I’ve been given two very different answers from two very different people. The PI of the group we collaborate with said that one of the things she thought was critical to graduate school was learning when to give up on something that doesn’t make sense, when it isn’t central to your project. My end goal is to have an endless source of this particular piece of DNA, and if I’ve tried all the standard controls to make sure I’m not doing something wrong, or the cells are “bad” (ambiguous as that is), etc, and if I have a backup at her lab, then by all means stop trying to understand why, get some cells from frozen stocks left in her lab, and get back on track.
A fairly different take on the problem comes from Isaac, a commenter on the Pain in the USS peice who said (and I’m combining a couple of comments here),
Debugging is a pretty key skill. Itâ€™s very tempting to move on, but catching problems and being observant will help you in the long run. Experiential knowledge will tell you when some new observation is important, even in some of the most prosaic of techniques.
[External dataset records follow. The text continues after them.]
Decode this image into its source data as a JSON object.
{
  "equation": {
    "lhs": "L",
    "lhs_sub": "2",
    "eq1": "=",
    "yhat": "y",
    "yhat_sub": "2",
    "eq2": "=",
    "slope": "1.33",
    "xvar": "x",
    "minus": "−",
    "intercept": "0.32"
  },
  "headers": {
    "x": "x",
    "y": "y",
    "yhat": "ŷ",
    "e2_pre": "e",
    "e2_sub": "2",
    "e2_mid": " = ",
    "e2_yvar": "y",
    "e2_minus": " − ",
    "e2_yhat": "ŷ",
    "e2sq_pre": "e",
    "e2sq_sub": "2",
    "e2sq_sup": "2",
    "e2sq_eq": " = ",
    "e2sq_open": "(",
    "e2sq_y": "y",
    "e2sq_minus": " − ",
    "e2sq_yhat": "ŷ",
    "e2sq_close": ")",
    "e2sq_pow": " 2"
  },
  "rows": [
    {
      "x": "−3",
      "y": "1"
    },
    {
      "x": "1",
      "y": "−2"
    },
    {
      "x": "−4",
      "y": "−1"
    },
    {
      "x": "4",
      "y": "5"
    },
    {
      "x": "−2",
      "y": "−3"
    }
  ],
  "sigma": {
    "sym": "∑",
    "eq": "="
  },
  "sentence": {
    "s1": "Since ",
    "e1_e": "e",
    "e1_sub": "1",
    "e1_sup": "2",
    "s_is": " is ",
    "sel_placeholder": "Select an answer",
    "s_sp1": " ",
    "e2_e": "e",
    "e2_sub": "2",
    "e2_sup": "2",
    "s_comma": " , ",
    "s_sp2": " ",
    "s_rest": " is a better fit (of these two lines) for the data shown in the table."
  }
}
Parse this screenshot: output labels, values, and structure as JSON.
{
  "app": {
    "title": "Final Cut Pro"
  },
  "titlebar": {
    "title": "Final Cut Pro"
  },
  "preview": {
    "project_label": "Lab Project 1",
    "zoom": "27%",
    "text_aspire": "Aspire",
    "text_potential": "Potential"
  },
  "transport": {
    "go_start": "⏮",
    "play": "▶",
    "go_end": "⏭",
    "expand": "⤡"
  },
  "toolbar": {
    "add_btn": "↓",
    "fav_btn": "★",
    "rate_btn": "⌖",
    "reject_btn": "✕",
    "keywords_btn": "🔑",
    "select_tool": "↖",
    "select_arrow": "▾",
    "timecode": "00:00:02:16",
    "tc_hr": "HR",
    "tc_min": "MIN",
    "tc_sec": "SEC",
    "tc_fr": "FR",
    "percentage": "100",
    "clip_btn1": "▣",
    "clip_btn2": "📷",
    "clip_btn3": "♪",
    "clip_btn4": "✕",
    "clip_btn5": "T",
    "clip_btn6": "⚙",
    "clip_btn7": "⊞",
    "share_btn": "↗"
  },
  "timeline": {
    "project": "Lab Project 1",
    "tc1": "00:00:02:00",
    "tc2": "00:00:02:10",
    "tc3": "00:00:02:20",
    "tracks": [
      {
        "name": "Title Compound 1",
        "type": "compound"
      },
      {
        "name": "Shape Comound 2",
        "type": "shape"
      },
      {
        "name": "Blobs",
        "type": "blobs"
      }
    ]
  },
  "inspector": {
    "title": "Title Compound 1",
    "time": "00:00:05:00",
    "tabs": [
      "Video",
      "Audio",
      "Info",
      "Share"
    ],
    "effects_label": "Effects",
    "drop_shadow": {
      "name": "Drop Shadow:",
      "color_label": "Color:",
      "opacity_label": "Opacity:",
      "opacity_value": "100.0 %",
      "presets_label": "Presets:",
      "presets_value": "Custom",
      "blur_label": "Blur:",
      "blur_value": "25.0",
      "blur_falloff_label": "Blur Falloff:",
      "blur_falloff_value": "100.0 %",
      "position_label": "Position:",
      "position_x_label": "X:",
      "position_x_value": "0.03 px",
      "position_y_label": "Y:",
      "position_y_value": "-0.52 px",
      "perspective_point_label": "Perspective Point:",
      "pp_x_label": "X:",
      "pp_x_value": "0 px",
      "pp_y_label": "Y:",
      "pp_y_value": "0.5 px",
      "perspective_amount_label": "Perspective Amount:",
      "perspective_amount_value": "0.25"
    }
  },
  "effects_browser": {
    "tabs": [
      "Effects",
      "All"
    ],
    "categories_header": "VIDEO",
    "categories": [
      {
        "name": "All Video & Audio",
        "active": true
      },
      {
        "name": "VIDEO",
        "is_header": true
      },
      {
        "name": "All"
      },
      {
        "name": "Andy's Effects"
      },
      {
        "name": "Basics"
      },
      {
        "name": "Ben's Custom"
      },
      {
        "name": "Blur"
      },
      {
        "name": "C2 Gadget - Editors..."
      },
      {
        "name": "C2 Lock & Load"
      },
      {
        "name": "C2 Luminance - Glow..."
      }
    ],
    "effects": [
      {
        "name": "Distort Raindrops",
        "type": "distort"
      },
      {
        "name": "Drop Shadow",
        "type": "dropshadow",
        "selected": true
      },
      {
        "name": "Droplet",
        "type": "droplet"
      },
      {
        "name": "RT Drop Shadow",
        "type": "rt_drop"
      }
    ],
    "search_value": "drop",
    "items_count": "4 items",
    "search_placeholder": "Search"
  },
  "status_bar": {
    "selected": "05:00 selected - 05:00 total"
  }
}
Iâ€™m not quite done with graduate school, but looking back on things, the most important thing to me so far has been figuring out why things havenâ€™t worked. Ideally, grad school is a training ground, where you are supposed to screw up. Maybe in a few years my opinions will change.
I’ll be the first to agree that debugging is an extremely important skill, since I find that most of the work we experimental scientists do is repeat experiments over and over again. Being able to understand why something isn’t behaving the same way yesterday as today is critical when the instruments we use are complicated, and living cells make an optical tweezers instrument look simple. But I’m going to have to disagree with Isaac for a moment, since debugging a problem is often not an easy task, and the “persistence length” for this process should depend almost entirely on the importance of the confusion. As Isaac mentioned, graduate school is a place where we’re “supposed” to screw up, but if screwing up is all I end up doing (and it is extremely easy to spend a lot of time trying to track down problems), I don’t think I’ll feel like I’ve accomplished anything, degree in hand or not.